» YOUR TASK
Search the material below for "placeholder" and copy every line where it occurs.

» DATA
--- --- ---

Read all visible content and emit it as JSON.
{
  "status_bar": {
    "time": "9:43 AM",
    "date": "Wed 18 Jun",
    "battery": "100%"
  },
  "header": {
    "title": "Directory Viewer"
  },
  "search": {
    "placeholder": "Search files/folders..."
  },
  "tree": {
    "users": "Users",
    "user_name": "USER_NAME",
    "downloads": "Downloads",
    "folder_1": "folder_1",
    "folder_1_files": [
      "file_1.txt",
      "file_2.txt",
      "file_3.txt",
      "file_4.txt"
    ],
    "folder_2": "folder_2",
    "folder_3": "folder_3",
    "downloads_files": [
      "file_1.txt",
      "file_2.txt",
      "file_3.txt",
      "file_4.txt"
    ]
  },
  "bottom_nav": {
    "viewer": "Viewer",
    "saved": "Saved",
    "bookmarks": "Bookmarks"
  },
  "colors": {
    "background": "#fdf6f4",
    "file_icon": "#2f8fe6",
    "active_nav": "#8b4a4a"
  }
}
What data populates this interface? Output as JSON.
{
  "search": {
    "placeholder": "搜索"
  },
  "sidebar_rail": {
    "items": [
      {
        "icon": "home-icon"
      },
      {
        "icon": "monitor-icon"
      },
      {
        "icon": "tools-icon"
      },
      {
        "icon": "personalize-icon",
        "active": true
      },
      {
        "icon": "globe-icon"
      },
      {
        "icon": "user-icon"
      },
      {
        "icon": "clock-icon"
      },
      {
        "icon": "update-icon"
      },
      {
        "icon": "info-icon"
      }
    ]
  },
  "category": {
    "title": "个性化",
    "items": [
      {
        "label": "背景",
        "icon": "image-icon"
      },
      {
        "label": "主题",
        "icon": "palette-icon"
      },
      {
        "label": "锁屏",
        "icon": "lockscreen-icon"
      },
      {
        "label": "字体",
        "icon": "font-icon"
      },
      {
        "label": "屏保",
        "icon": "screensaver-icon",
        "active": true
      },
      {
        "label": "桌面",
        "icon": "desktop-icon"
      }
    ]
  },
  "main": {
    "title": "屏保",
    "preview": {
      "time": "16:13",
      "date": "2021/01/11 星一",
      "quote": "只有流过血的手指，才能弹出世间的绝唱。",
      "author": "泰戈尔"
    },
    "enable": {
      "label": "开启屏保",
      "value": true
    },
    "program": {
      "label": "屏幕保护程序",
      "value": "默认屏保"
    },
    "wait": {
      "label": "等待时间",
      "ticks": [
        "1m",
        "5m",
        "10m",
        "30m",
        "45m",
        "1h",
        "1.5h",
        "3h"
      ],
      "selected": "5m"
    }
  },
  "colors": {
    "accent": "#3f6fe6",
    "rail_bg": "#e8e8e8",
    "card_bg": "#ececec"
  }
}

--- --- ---

» ANSWER BELOW
    "placeholder": "Search files/folders..."
    "placeholder": "搜索"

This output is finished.